**What you are asked to do:**
Nothing but a number belongs in the answer: how many lines of the records below contain the string "View".

**Data:**
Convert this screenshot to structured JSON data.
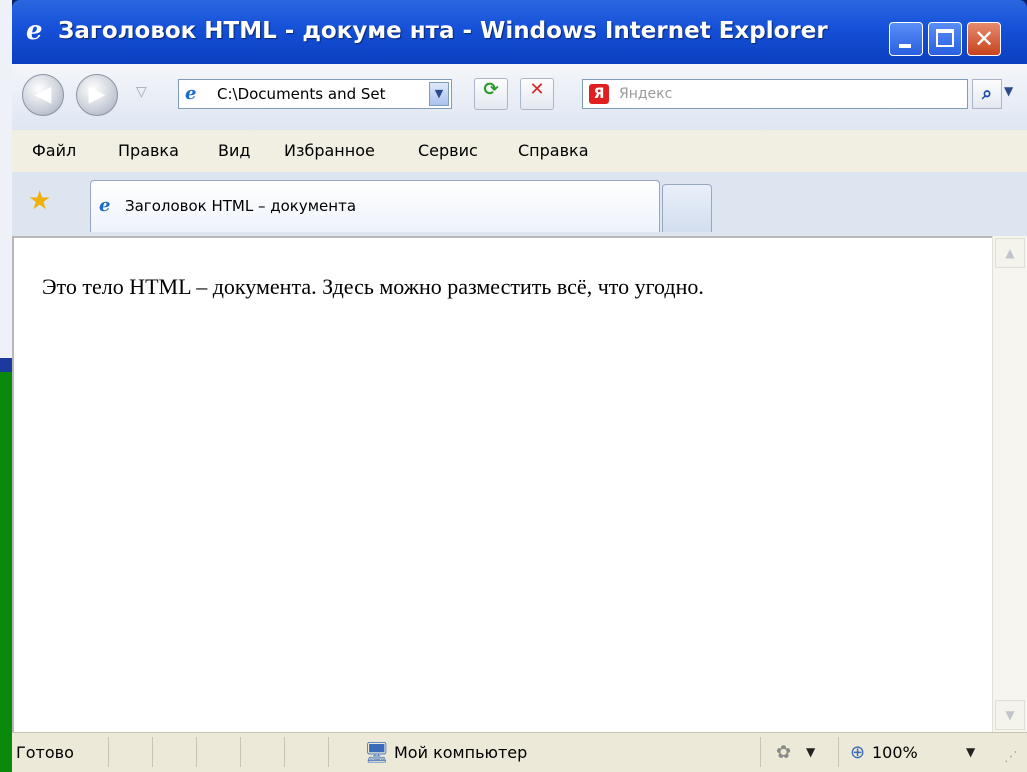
{
  "window": {
    "title": "Заголовок HTML - докуме нта - Windows Internet Explorer",
    "minimize_icon": "minimize-icon",
    "maximize_icon": "maximize-icon",
    "close_glyph": "✕",
    "accent": "#1550d8"
  },
  "navigation": {
    "back_glyph": "◀",
    "forward_glyph": "▶",
    "history_glyph": "▽",
    "address_value": "C:\\Documents and Set",
    "address_dropdown_glyph": "▼",
    "refresh_glyph": "⟳",
    "stop_glyph": "✕",
    "search_provider": "Я",
    "search_placeholder": "Яндекс",
    "search_go_glyph": "⌕",
    "search_dropdown_glyph": "▼"
  },
  "menu": {
    "items": [
      "Файл",
      "Правка",
      "Вид",
      "Избранное",
      "Сервис",
      "Справка"
    ]
  },
  "tabs": {
    "favorites_glyph": "★",
    "active_label": "Заголовок HTML – документа"
  },
  "page": {
    "body_text": "Это тело HTML – документа. Здесь можно разместить всё, что угодно."
  },
  "scrollbar": {
    "up_glyph": "▲",
    "down_glyph": "▼"
  },
  "status": {
    "text": "Готово",
    "zone_glyph": "🖥",
    "zone_label": "Мой компьютер",
    "protect_glyph": "✿",
    "protect_dropdown_glyph": "▼",
    "zoom_glyph": "⊕",
    "zoom_label": "100%",
    "zoom_dropdown_glyph": "▼",
    "grip_glyph": "⋰"
  }
}
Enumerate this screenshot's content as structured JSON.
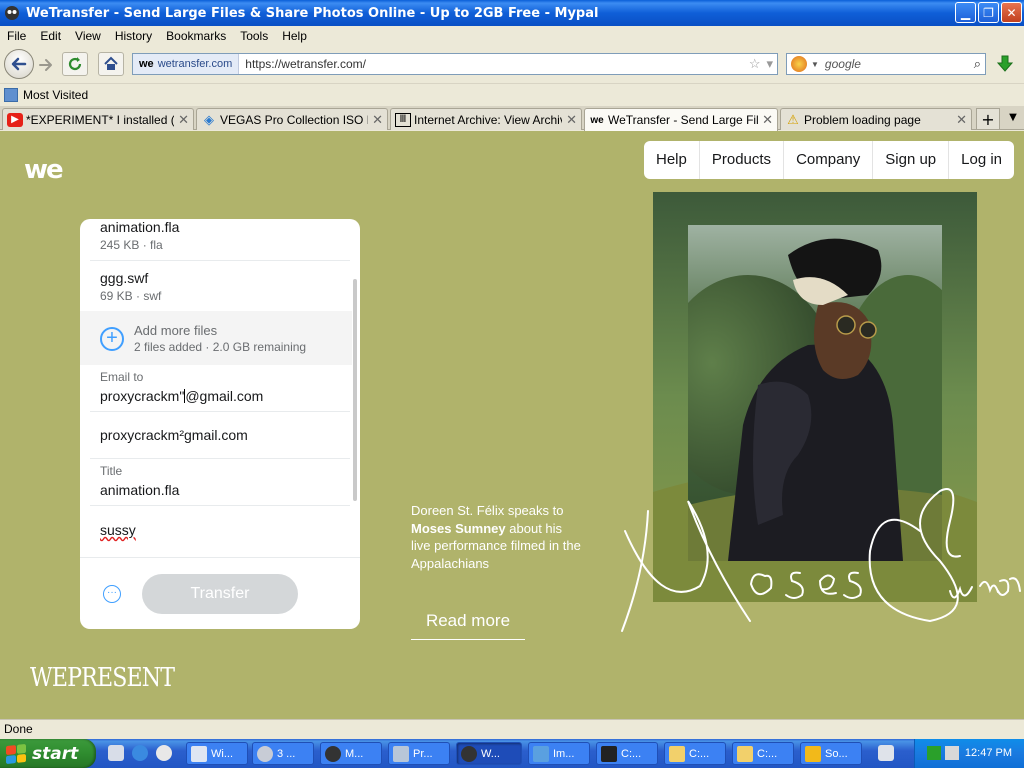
{
  "window": {
    "title": "WeTransfer - Send Large Files & Share Photos Online - Up to 2GB Free - Mypal"
  },
  "menu": [
    "File",
    "Edit",
    "View",
    "History",
    "Bookmarks",
    "Tools",
    "Help"
  ],
  "navbar": {
    "site_identity": "wetransfer.com",
    "url": "https://wetransfer.com/",
    "search_placeholder": "google"
  },
  "bookmarks": {
    "most_visited": "Most Visited"
  },
  "tabs": [
    {
      "label": "*EXPERIMENT* I installed (al...",
      "icon": "youtube-icon",
      "active": false
    },
    {
      "label": "VEGAS Pro Collection ISO Re...",
      "icon": "vegas-icon",
      "active": false
    },
    {
      "label": "Internet Archive: View Archive",
      "icon": "archive-icon",
      "active": false
    },
    {
      "label": "WeTransfer - Send Large File...",
      "icon": "wetransfer-icon",
      "active": true
    },
    {
      "label": "Problem loading page",
      "icon": "warning-icon",
      "active": false
    }
  ],
  "site": {
    "nav": [
      "Help",
      "Products",
      "Company",
      "Sign up",
      "Log in"
    ],
    "files": [
      {
        "name": "animation.fla",
        "meta": "245 KB · fla"
      },
      {
        "name": "ggg.swf",
        "meta": "69 KB · swf"
      }
    ],
    "add_more": {
      "title": "Add more files",
      "subtitle": "2 files added · 2.0 GB remaining"
    },
    "email_to_label": "Email to",
    "email_to_before_cursor": "proxycrackm\"",
    "email_to_after_cursor": "@gmail.com",
    "your_email": "proxycrackm²gmail.com",
    "title_label": "Title",
    "title_value": "animation.fla",
    "message": "sussy",
    "transfer_label": "Transfer",
    "story_intro": "Doreen St. Félix speaks to ",
    "story_name": "Moses Sumney",
    "story_rest": " about his live performance filmed in the Appalachians",
    "read_more": "Read more",
    "wepresent": "WEPRESENT"
  },
  "status": {
    "text": "Done"
  },
  "taskbar": {
    "start": "start",
    "tasks": [
      {
        "label": "Wi...",
        "active": false
      },
      {
        "label": "3 ...",
        "active": false
      },
      {
        "label": "M...",
        "active": false
      },
      {
        "label": "Pr...",
        "active": false
      },
      {
        "label": "W...",
        "active": true
      },
      {
        "label": "Im...",
        "active": false
      },
      {
        "label": "C:...",
        "active": false
      },
      {
        "label": "C:...",
        "active": false
      },
      {
        "label": "C:...",
        "active": false
      },
      {
        "label": "So...",
        "active": false
      }
    ],
    "clock": "12:47 PM"
  },
  "colors": {
    "page_bg": "#b0b36b",
    "accent_blue": "#409fff",
    "xp_title_blue": "#0a5fd8",
    "start_green": "#2f8c2f"
  }
}
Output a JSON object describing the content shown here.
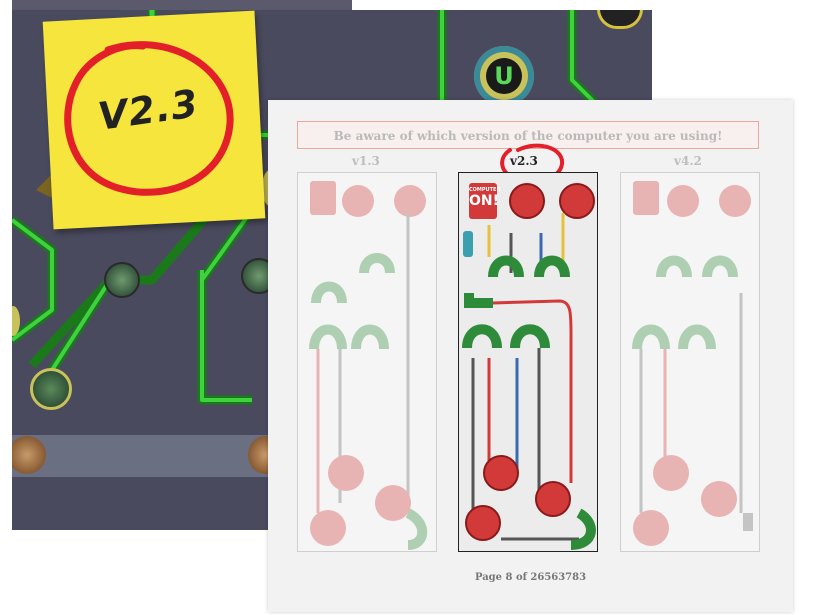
{
  "note": {
    "text": "V2.3"
  },
  "document": {
    "banner": "Be aware of which version of the computer you are using!",
    "versions": [
      "v1.3",
      "v2.3",
      "v4.2"
    ],
    "pager": "Page 8 of 26563783"
  },
  "panel_badge": {
    "line1": "COMPUTER",
    "line2": "ON!"
  },
  "board_badge": {
    "letter": "U"
  },
  "colors": {
    "board": "#4a4a5e",
    "trace": "#3fd13f",
    "note": "#f6e53c",
    "annotation": "#e3202a",
    "cable_green": "#2e8b3a",
    "cable_red": "#d23a3a",
    "cable_gray": "#6a6a6a"
  }
}
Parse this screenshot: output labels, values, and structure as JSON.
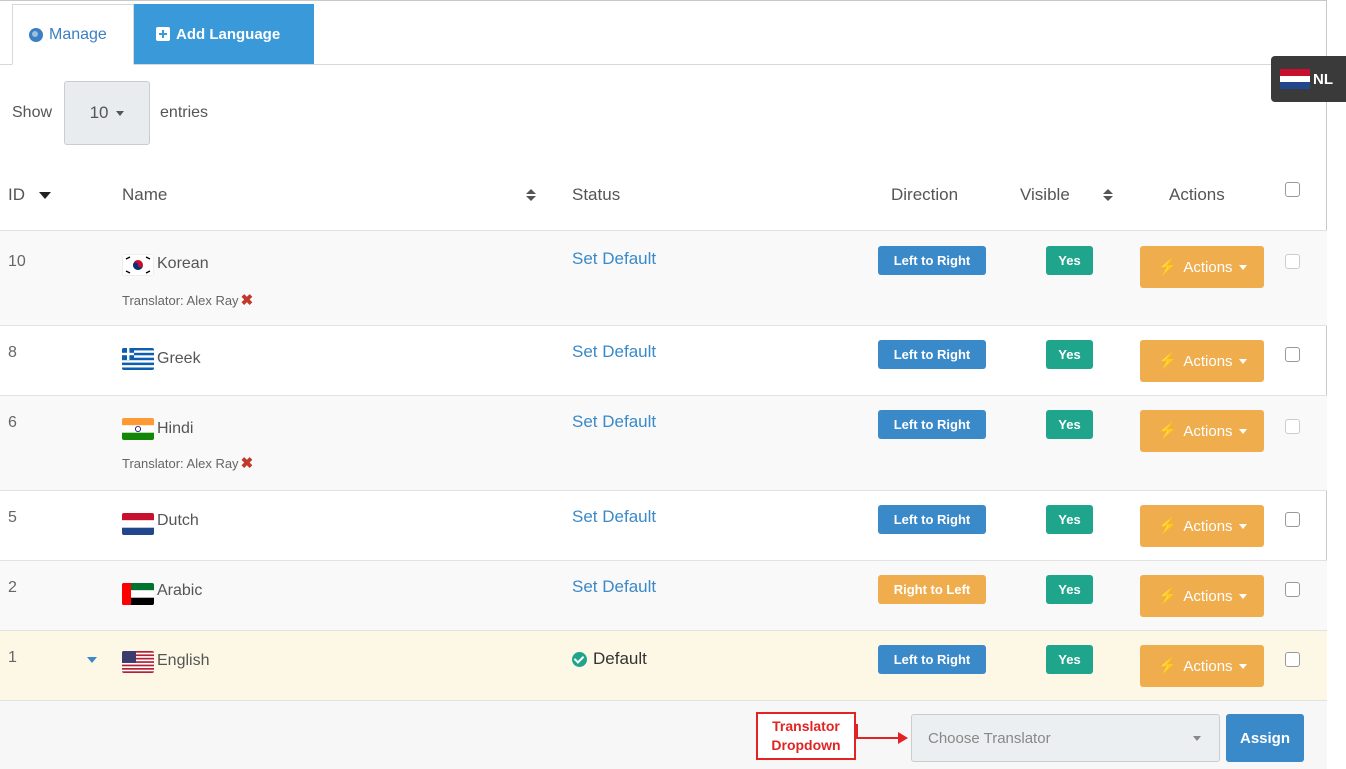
{
  "tabs": {
    "manage": "Manage",
    "add_language": "Add Language"
  },
  "language_chip": {
    "code": "NL"
  },
  "length_menu": {
    "show": "Show",
    "value": "10",
    "entries": "entries"
  },
  "columns": {
    "id": "ID",
    "name": "Name",
    "status": "Status",
    "direction": "Direction",
    "visible": "Visible",
    "actions": "Actions"
  },
  "rows": [
    {
      "id": "10",
      "name": "Korean",
      "translator": "Translator: Alex Ray",
      "status": "Set Default",
      "direction": "Left to Right",
      "visible": "Yes",
      "actions": "Actions",
      "flag": "kr-flag"
    },
    {
      "id": "8",
      "name": "Greek",
      "status": "Set Default",
      "direction": "Left to Right",
      "visible": "Yes",
      "actions": "Actions",
      "flag": "gr-flag"
    },
    {
      "id": "6",
      "name": "Hindi",
      "translator": "Translator: Alex Ray",
      "status": "Set Default",
      "direction": "Left to Right",
      "visible": "Yes",
      "actions": "Actions",
      "flag": "in-flag"
    },
    {
      "id": "5",
      "name": "Dutch",
      "status": "Set Default",
      "direction": "Left to Right",
      "visible": "Yes",
      "actions": "Actions",
      "flag": "nl-flag"
    },
    {
      "id": "2",
      "name": "Arabic",
      "status": "Set Default",
      "direction": "Right to Left",
      "visible": "Yes",
      "actions": "Actions",
      "flag": "ae-flag"
    },
    {
      "id": "1",
      "name": "English",
      "status": "Default",
      "direction": "Left to Right",
      "visible": "Yes",
      "actions": "Actions",
      "flag": "us-flag"
    }
  ],
  "annotation": {
    "line1": "Translator",
    "line2": "Dropdown"
  },
  "translator_select": {
    "placeholder": "Choose Translator"
  },
  "assign_button": "Assign",
  "colors": {
    "primary": "#3a89c9",
    "warning": "#f0ad4e",
    "success": "#1fa58c",
    "annotation": "#e02424"
  }
}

**Answer to this exercise:**
2